Ten years into building his dream, at the age of 32, Chris relates what he has seen in farm situations where sons in their 50s can’t afford to buy what they spent their whole lives working for because there was no transition planning.
There are so many emotions and entanglements when this is left to be done after a landowner passes away.
“That’s not the time to do it. The time is when you can sort through the business decisions and the emotions, without an emergency or deadline,” Chris relates. He is thankful that he and Laura and his parents have been engaged in this process. Chris’s parents are not involved in the farming operation but are silent partners in two-thirds of the associated land.

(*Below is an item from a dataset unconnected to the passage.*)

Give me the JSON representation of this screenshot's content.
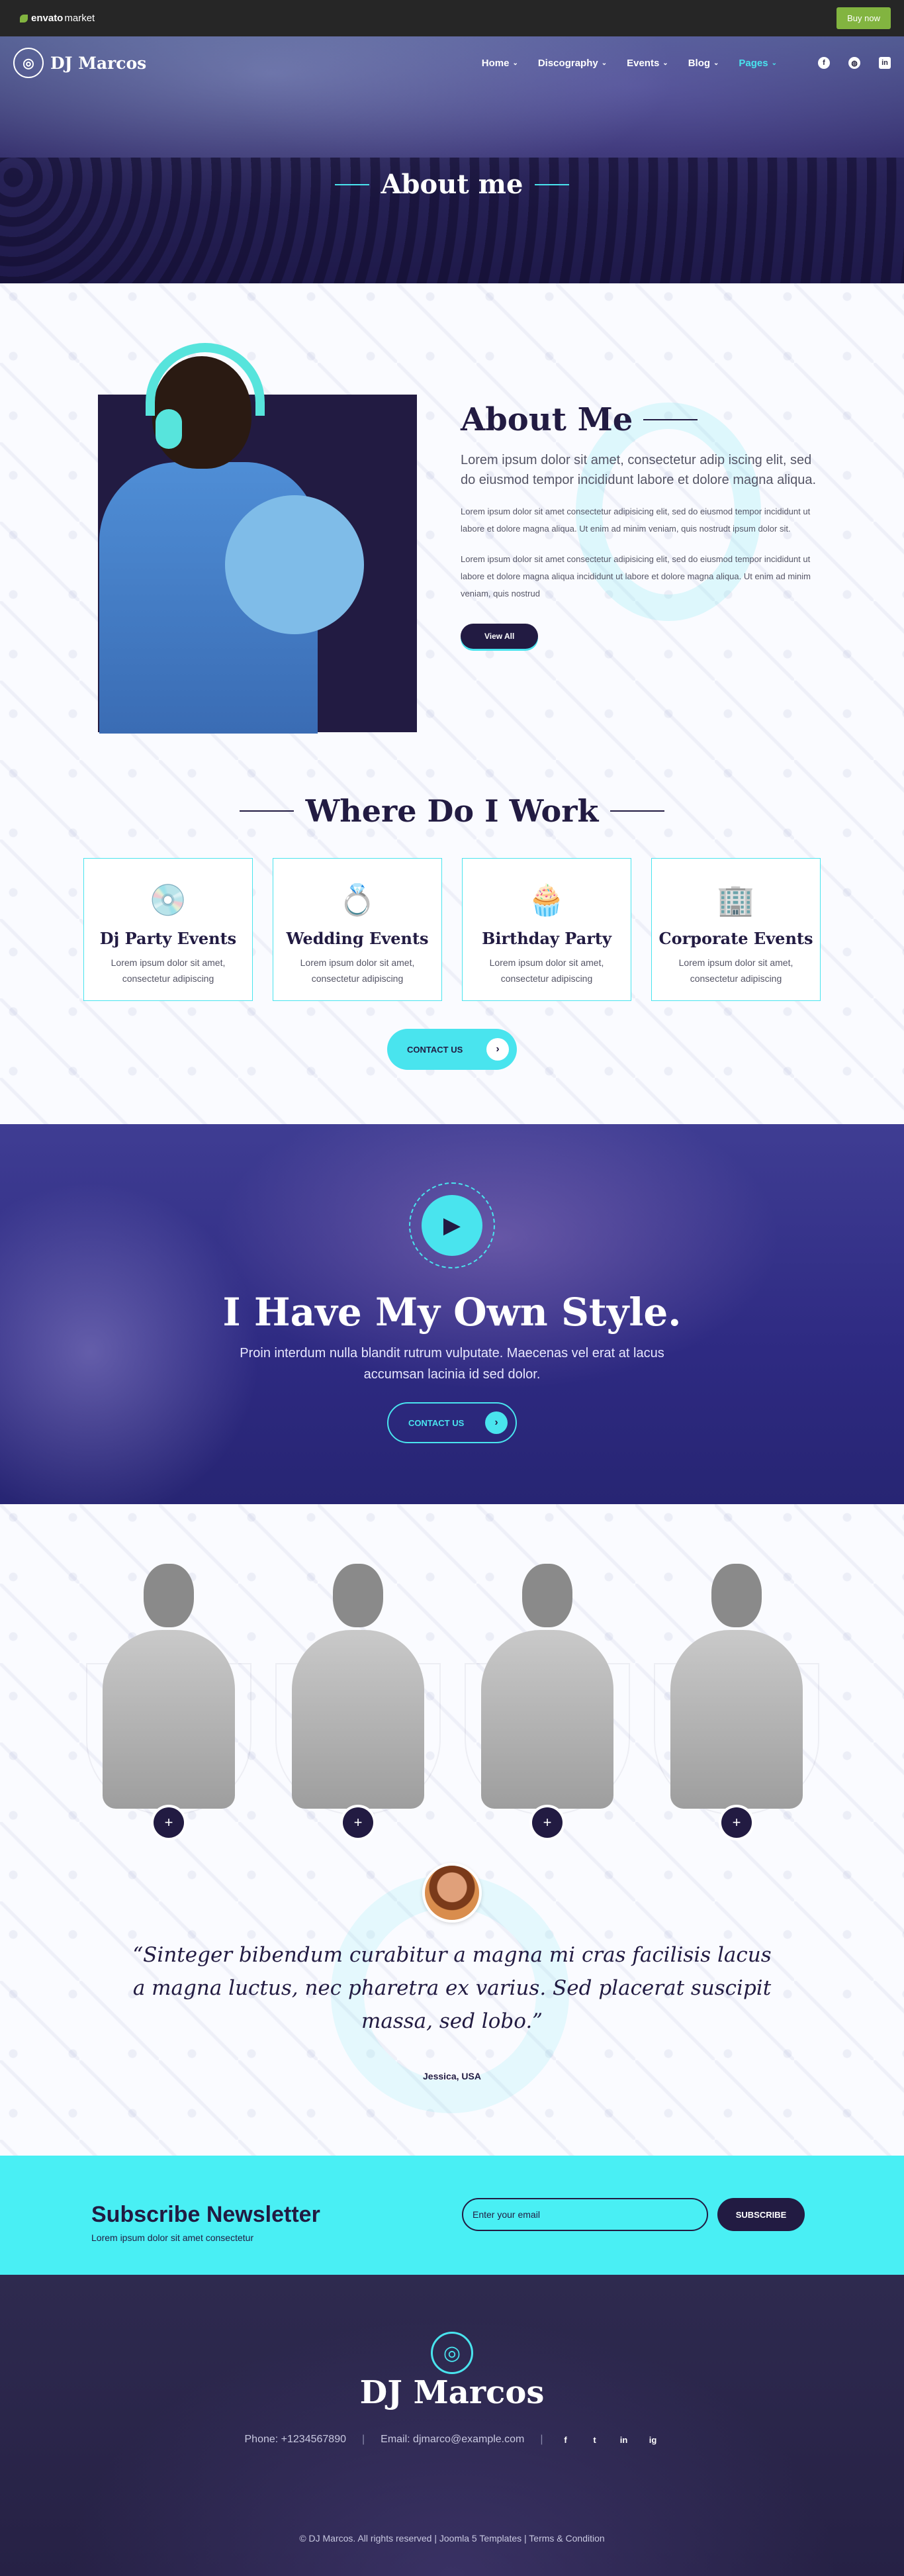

“My family got here in the early 1700s. That’s some pressure on me to not be the one to let it go,” says Chris. “We are being proactive on transition-planning, so we don’t have a knee-jerk reaction come up when there is emotional change. We want to figure out how to retain this by forward thinking when everyone is of sound mind and there is no time crunch. A lot of emotions are tied to transitioning property, so starting early gives us the time to think, back off and rethink ideas as we move forward.”
As for the youngest generation – Leslie, 5, Jacob, 3, and Ava, 18 months — Chris already sees personality differences in how they approach things. “Leslie is already the scientist, who is all about understanding the hows and the whys. Jacob doesn’t care why. He just loves the work.”
While the Landises would love it if all their children want to somehow be involved in the operation in the future, that future is a long way off. For Chris and Laura, however, it is a future they already think about.
“We are phasing everything we do towards a robot or parlor system and forward-thinking about everything we do to become an operation that can incorporate multiple generations,” says Chris.
In the meantime, Leslie and Jacob already have their own timecards to punch. They get 25 cents to help with pre-milking chores. They have their giving, spending and savings jars.
“They feel like they have purpose,” says Chris. “Laura and I feel that if they have purpose and involvement at an early age, they will know if they want to do this, not do it because dad wants them to do it.”
And yes, Chris says, the children each have their barn favorites. “My wife grew up with Guernseys in New York, so she tries to sway them to the Guernsey side,” he laughs. “The three Guernseys in the herd are currently their favorites.”
— By Sherry Bunting, portions reprinted from Farmshine, August 2020